# HOW TO COMPLETE THIS TASK
Among the records below, which lines contain the string "wttr"? Report them.
++++++++
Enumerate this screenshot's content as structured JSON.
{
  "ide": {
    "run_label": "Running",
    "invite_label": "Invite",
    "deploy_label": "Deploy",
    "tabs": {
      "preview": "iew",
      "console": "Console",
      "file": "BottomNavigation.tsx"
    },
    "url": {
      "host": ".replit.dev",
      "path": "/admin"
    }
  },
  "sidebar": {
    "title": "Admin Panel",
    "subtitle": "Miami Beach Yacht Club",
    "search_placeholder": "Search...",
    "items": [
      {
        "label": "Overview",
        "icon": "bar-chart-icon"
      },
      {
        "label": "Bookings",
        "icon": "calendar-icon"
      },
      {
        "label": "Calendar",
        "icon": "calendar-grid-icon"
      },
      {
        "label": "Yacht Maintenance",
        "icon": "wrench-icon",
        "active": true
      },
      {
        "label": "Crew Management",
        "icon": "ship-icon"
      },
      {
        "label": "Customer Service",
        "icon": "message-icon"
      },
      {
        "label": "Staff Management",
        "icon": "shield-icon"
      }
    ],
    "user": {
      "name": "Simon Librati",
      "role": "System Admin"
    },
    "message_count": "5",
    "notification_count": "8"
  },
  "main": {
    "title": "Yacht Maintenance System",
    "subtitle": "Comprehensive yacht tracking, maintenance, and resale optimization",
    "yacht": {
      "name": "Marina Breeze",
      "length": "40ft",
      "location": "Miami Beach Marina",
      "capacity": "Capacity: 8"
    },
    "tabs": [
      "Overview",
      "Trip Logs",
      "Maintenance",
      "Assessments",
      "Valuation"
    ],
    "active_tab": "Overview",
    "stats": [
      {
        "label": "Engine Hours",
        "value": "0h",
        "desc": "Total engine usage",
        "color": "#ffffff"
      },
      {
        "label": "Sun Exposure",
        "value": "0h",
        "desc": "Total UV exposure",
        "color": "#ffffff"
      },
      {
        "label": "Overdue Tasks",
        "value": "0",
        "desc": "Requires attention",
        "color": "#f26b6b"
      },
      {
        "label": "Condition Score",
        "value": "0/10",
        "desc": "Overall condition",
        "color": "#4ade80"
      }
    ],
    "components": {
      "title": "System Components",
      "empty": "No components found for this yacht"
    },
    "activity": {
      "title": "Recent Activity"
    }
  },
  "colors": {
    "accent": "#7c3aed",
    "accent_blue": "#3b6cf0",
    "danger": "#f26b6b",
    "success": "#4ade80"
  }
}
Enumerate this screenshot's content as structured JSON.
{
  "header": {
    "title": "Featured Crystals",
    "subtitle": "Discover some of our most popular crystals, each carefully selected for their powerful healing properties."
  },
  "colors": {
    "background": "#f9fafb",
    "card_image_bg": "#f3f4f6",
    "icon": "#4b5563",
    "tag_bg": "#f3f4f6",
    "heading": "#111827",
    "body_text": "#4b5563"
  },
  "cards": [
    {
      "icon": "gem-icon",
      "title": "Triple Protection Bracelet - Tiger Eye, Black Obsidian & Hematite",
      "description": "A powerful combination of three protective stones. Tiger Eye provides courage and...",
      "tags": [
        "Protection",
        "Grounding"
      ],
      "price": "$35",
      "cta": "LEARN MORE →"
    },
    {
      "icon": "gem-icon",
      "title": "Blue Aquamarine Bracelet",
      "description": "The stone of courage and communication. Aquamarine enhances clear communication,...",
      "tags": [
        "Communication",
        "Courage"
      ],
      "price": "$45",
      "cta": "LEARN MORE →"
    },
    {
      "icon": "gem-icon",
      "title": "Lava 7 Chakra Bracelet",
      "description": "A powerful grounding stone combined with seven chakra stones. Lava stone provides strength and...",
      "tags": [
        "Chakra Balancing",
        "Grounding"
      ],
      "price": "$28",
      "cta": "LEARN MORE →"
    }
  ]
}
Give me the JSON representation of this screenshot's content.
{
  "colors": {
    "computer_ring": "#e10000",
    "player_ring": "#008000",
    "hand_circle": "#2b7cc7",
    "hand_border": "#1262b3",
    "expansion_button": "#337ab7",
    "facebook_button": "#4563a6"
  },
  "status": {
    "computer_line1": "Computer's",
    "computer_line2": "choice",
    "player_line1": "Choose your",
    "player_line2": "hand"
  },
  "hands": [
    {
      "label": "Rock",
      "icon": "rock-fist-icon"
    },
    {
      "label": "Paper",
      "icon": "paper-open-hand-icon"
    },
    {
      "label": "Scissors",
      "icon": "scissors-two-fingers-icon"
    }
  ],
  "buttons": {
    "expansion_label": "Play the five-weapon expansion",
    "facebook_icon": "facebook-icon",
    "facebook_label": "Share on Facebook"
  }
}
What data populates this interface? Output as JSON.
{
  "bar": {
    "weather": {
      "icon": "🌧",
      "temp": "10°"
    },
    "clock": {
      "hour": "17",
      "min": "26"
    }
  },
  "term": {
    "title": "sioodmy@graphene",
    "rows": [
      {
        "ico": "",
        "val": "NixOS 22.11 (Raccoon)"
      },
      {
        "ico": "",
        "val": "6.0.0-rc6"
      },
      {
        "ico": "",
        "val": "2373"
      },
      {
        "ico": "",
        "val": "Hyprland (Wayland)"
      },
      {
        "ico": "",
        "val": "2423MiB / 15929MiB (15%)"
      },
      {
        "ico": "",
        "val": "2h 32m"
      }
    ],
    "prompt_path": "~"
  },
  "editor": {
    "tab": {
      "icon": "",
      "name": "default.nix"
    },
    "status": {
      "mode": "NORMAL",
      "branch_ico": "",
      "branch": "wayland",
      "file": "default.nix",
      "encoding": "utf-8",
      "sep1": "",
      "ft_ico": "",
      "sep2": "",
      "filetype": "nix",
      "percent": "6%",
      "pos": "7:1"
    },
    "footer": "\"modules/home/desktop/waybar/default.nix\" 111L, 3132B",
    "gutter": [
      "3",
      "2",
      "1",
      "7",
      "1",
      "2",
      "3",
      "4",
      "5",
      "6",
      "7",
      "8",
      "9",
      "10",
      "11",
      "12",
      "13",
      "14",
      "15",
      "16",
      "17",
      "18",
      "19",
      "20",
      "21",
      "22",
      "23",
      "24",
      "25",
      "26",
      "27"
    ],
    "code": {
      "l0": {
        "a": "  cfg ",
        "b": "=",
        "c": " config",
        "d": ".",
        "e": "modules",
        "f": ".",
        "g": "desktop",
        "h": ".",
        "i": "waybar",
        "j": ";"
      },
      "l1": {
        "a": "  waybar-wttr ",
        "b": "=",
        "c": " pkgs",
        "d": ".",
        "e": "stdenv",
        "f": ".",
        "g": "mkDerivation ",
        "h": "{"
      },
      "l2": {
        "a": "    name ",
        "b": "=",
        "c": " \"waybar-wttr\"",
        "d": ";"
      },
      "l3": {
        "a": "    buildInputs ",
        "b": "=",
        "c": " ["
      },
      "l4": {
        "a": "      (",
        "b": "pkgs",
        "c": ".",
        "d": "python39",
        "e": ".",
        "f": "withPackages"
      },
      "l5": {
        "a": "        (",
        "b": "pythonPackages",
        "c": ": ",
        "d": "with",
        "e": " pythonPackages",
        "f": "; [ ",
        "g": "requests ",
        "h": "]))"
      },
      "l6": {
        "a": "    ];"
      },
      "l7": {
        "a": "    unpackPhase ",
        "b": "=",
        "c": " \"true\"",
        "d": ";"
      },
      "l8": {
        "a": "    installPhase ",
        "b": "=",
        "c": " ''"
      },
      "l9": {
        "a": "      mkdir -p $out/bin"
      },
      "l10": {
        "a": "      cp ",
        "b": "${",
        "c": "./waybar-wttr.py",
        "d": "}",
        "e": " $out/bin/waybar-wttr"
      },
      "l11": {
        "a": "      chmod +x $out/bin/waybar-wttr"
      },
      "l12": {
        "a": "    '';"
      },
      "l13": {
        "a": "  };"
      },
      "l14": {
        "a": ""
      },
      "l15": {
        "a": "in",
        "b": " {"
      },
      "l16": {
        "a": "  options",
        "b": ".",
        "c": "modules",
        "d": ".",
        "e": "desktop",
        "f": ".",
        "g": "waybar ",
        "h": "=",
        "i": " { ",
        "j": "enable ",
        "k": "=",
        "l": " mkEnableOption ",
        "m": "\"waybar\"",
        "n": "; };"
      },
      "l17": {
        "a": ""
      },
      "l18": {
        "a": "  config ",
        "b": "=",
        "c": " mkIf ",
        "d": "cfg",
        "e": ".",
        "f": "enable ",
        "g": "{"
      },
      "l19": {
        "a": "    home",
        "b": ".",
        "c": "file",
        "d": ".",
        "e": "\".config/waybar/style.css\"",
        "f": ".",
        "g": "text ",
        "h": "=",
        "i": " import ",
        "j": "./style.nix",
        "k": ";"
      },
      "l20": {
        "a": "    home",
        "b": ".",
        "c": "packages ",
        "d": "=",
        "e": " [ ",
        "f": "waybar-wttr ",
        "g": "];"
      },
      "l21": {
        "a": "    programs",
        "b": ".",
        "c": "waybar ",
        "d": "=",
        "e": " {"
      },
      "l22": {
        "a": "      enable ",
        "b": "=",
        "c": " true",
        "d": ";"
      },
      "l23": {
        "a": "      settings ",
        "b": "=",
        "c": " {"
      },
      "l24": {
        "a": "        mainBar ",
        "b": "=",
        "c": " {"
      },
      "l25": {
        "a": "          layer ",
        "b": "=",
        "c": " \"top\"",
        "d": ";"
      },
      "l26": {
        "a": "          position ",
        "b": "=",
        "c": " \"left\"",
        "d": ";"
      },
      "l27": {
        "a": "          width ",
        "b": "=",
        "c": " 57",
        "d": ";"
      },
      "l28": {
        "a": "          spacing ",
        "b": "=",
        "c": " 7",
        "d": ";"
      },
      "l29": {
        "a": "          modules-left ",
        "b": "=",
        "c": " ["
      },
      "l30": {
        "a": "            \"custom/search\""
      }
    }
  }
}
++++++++
# OUTPUT BELOW
        "a": "  waybar-wttr ",
        "c": " \"waybar-wttr\"",
        "c": "./waybar-wttr.py",
        "e": " $out/bin/waybar-wttr"
        "a": "      chmod +x $out/bin/waybar-wttr"
        "f": "waybar-wttr ",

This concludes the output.